Your goal → Give the count of lines in the records that contain the string "cruise", and write nothing but that number.

Available data →
━━━━━━━━━━━━━━━━

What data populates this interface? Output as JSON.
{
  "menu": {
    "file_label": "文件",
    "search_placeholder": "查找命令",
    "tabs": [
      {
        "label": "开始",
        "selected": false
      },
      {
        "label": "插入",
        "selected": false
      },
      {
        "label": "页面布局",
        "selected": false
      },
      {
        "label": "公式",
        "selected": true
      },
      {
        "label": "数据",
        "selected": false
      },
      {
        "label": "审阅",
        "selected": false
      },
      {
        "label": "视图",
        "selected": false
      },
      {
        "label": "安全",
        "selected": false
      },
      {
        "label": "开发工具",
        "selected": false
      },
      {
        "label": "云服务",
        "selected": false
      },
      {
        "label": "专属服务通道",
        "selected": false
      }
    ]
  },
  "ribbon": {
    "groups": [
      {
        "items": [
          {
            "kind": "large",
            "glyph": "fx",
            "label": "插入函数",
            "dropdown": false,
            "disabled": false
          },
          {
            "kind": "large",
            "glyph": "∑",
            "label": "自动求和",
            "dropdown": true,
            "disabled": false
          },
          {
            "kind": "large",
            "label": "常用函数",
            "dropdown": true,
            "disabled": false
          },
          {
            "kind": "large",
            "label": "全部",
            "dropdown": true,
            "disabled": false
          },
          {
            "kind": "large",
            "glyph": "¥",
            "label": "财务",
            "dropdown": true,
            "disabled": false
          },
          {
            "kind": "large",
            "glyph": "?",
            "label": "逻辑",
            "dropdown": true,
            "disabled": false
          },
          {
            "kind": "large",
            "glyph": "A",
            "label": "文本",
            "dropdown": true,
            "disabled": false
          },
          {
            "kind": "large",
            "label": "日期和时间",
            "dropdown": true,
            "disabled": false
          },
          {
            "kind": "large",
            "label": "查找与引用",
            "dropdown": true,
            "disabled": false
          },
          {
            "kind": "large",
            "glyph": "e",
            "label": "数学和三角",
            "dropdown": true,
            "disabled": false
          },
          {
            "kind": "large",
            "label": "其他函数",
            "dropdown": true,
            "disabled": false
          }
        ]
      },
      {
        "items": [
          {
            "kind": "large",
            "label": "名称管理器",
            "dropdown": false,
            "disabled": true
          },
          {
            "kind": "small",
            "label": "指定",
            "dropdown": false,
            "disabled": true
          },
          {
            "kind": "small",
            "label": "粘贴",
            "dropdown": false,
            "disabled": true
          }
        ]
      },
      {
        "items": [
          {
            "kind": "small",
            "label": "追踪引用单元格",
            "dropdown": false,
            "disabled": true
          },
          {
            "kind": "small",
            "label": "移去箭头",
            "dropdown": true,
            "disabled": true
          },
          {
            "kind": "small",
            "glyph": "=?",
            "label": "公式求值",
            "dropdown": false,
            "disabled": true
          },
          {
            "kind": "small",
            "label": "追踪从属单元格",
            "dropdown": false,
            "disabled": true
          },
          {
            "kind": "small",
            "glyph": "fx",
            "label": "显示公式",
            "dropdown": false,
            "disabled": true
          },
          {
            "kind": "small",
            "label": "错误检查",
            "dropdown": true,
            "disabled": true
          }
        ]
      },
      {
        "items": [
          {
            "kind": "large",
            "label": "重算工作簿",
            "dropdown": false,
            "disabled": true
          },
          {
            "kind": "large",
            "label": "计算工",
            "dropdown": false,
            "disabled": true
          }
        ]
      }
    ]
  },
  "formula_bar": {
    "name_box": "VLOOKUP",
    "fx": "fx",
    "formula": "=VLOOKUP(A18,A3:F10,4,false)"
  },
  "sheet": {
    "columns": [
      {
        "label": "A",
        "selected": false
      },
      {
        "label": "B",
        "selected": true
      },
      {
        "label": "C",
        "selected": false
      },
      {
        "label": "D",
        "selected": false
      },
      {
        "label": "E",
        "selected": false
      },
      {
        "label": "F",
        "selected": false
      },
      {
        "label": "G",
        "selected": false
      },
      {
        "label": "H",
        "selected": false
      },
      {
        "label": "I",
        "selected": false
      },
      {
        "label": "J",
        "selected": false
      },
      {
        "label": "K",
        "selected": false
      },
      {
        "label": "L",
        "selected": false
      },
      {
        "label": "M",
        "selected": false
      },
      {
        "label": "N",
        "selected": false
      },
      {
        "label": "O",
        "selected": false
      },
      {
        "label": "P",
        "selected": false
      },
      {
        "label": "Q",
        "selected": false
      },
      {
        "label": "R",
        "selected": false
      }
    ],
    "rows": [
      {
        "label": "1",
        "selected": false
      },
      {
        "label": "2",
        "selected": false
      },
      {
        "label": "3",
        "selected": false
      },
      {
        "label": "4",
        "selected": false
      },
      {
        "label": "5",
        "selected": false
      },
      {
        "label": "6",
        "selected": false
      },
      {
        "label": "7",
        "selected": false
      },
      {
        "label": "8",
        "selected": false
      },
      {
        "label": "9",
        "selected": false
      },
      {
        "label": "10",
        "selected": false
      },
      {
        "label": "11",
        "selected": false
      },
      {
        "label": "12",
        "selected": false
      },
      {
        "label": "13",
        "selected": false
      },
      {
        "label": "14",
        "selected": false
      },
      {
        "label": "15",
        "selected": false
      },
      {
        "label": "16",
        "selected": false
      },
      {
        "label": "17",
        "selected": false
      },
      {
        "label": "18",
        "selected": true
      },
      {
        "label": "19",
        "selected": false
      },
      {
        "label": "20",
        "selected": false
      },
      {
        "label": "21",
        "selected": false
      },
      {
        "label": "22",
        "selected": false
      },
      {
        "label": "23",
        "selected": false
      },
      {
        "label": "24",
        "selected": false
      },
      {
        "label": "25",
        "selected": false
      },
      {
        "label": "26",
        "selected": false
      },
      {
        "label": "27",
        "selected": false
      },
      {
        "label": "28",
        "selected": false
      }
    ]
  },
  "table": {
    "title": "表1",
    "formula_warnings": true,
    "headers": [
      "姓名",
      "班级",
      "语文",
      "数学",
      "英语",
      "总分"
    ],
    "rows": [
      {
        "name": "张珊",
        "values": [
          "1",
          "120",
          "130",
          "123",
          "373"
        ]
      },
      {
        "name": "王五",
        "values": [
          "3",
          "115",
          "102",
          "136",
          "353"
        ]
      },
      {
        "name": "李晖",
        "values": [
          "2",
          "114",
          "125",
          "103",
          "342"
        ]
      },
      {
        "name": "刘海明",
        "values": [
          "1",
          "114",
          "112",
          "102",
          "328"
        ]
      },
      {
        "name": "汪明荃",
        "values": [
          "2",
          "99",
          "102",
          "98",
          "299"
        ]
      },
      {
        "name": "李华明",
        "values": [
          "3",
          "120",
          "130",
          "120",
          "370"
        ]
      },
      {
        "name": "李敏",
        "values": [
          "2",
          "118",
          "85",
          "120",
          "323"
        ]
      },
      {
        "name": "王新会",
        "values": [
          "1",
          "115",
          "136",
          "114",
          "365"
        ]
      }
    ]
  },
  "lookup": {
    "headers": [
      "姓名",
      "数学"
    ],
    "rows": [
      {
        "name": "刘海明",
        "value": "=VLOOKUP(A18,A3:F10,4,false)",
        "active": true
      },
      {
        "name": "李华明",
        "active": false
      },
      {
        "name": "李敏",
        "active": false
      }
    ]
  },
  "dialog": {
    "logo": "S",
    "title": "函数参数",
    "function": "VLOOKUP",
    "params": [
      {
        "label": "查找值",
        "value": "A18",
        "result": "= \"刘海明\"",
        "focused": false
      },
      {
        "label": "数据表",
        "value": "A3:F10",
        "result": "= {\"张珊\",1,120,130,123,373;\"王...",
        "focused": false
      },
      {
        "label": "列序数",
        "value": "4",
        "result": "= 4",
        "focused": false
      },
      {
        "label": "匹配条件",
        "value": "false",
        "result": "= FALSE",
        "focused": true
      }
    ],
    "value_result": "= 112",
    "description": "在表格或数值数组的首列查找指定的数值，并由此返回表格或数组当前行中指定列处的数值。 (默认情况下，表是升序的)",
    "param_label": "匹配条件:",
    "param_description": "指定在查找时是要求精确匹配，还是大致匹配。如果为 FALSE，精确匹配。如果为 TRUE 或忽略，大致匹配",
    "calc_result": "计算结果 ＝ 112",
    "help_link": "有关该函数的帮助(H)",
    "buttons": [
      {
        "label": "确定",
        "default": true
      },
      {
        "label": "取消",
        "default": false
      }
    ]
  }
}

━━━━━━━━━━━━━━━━

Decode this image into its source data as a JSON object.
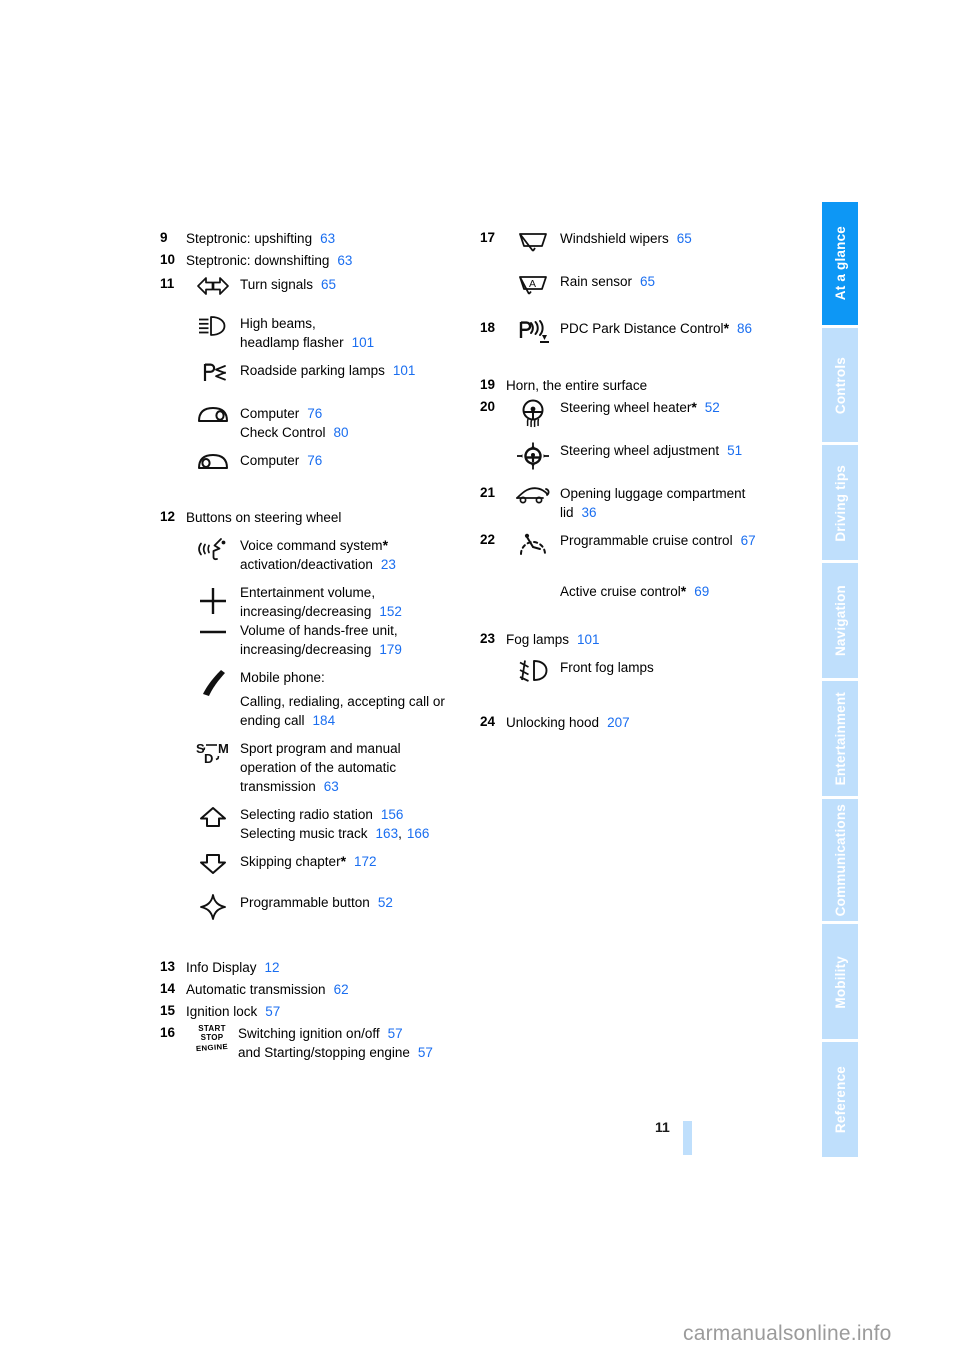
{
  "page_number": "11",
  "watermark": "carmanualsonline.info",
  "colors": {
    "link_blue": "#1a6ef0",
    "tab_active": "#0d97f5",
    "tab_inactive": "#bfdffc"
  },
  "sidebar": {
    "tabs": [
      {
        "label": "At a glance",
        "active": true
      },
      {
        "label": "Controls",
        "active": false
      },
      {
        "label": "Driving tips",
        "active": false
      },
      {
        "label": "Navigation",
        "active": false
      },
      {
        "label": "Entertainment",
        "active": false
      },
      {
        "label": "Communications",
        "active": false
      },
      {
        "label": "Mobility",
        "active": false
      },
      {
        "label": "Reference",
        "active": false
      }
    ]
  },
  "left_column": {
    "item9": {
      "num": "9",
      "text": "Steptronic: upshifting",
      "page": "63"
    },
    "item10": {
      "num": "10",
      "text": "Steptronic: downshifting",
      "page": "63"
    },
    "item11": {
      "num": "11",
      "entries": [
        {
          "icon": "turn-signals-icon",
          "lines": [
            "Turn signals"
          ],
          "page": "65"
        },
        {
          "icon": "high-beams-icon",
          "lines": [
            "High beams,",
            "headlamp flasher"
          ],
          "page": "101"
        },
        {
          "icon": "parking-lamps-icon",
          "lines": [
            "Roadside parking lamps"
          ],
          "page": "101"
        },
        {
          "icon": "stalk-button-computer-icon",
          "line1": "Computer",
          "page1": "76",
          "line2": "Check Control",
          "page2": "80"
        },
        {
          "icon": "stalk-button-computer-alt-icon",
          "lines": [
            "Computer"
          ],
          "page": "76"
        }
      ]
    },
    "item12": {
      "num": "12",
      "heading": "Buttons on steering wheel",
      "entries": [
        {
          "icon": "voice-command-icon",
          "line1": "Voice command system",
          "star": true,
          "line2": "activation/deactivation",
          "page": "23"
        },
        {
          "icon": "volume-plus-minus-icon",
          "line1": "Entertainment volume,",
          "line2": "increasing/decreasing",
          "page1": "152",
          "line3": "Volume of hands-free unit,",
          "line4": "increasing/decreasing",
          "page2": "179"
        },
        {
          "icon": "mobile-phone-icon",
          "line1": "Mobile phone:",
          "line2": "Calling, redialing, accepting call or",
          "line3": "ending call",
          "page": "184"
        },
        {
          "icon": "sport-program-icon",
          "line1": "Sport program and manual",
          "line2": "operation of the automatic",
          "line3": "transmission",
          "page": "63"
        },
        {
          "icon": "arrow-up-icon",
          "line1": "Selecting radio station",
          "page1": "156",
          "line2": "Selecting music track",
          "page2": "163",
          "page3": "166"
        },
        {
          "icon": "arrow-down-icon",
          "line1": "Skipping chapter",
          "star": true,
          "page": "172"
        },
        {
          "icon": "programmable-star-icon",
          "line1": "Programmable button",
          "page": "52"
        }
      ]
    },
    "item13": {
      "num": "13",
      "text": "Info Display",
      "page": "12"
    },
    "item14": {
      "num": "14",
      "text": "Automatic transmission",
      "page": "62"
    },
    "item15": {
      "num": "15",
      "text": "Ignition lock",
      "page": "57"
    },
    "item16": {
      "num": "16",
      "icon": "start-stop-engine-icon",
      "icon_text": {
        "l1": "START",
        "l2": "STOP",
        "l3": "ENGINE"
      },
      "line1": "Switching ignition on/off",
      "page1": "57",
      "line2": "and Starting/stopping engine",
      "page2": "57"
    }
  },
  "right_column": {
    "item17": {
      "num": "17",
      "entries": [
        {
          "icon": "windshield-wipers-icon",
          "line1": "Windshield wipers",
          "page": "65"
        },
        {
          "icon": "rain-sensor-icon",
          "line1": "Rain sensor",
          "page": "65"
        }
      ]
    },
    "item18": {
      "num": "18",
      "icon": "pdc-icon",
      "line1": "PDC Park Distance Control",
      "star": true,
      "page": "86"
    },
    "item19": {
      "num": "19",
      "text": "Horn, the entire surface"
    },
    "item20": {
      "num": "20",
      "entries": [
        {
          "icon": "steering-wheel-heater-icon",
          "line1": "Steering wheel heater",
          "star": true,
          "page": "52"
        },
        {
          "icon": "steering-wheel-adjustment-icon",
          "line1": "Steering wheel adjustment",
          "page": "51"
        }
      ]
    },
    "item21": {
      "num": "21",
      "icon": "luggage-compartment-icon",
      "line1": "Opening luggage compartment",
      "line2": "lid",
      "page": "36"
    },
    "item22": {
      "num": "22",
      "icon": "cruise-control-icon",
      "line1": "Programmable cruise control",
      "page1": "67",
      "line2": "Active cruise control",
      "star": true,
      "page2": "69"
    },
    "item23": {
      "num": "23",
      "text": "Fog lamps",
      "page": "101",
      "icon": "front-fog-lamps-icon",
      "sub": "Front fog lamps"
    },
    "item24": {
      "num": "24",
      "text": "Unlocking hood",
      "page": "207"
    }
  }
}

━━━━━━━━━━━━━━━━

Written answer → 3